Short stretches of RNA, called small RNAs, can interfere with gene function and are thought to protect the genome against harmful DNA or viruses. A new study now shows that these RNA bits can be used to make cells resist one of the deadliest viruses, HIV.
HIV enters cells through receptors studding the surface of immune system soldiers called helper T cells. To accomplish this, HIV binds to a protein called CD4 and is assisted by another protein called CCR5. Because people with a mutation in their CCR5 gene, which produces the co-receptor, are resistant to HIV infection, scientists have long suspected that disrupting the production of CCR5 might be a way to "immunize" cells against HIV.
Virologist David Baltimore of the California Institute of Technology in Pasadena, along with virologist Irvin Chen of the University of California, Los Angeles, and their colleagues, decided to see whether they could use small interfering RNAs (siRNAs), class of small RNAs, to inhibit the CCR5 gene. The team created a gene therapy by packaging the molecules inside a vector--a virus called a lentivirus, which was derived from HIV itself. According to postdoctoral researcher Xiao-Feng Qin, the study's first author, once inside the cell the DNA copy of siRNAs integrate into the cell's chromosomes, allowing that cell's offspring to inherit a largely inactive CCR5 gene. SiRNAs blocked the expression of CCR5 by up to tenfold in the daughter cells of cells with normal CCR5 expression. When challenged with HIV-1, control cells showed three to seven times higher infection rates than cells with reduced CCR5 expression, the team reports in the 23 December online issue of the Proceedings of the National Academy of Sciences.
"This is a very nice, well-controlled study, and obviously CCR5 is a target of interest in anti-HIV gene therapy," says molecular biologist John Rossi of City of Hope Cancer Center near Los Angeles.
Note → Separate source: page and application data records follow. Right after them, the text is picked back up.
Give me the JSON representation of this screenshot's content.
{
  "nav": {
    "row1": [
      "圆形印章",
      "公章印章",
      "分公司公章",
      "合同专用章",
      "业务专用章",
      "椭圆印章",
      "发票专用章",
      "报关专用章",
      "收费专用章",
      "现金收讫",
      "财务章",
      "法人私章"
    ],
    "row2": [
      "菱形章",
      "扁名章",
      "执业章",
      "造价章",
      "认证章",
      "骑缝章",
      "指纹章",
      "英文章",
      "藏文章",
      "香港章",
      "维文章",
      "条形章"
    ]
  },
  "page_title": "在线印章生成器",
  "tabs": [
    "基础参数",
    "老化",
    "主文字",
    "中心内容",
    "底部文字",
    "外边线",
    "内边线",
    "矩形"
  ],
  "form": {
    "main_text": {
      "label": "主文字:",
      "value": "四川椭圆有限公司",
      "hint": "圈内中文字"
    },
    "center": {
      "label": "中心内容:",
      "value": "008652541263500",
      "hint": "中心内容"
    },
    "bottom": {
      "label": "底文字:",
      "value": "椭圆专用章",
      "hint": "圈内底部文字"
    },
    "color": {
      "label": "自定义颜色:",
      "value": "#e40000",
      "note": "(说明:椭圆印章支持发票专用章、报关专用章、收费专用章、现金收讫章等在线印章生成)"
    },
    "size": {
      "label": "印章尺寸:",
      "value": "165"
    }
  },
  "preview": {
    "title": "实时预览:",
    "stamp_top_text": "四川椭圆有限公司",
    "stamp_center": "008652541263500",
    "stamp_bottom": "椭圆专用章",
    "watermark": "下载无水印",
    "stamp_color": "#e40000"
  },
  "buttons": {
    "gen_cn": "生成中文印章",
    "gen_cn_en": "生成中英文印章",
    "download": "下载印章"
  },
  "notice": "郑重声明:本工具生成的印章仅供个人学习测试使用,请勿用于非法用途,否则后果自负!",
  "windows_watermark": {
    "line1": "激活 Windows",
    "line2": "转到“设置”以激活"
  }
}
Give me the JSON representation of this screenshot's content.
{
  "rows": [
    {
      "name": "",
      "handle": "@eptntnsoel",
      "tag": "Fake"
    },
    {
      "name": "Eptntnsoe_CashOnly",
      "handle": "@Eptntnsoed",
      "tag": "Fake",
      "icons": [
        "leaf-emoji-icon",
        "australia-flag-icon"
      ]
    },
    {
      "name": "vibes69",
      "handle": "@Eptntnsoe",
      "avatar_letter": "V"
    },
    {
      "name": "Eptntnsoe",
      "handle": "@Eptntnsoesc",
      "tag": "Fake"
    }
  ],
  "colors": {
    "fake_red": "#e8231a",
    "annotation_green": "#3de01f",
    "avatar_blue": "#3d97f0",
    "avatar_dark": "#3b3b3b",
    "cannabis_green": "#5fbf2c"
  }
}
But he says that this strategy will be more effective when combined with additional viral targets--something the Baltimore group is already working to do. Others agree that more work is needed. "It is an important first step but, like all genetic therapies, the path to the clinic is still a ways off," says virologist Judy Lieberman of Harvard Medical School's Center for Blood Research in Boston.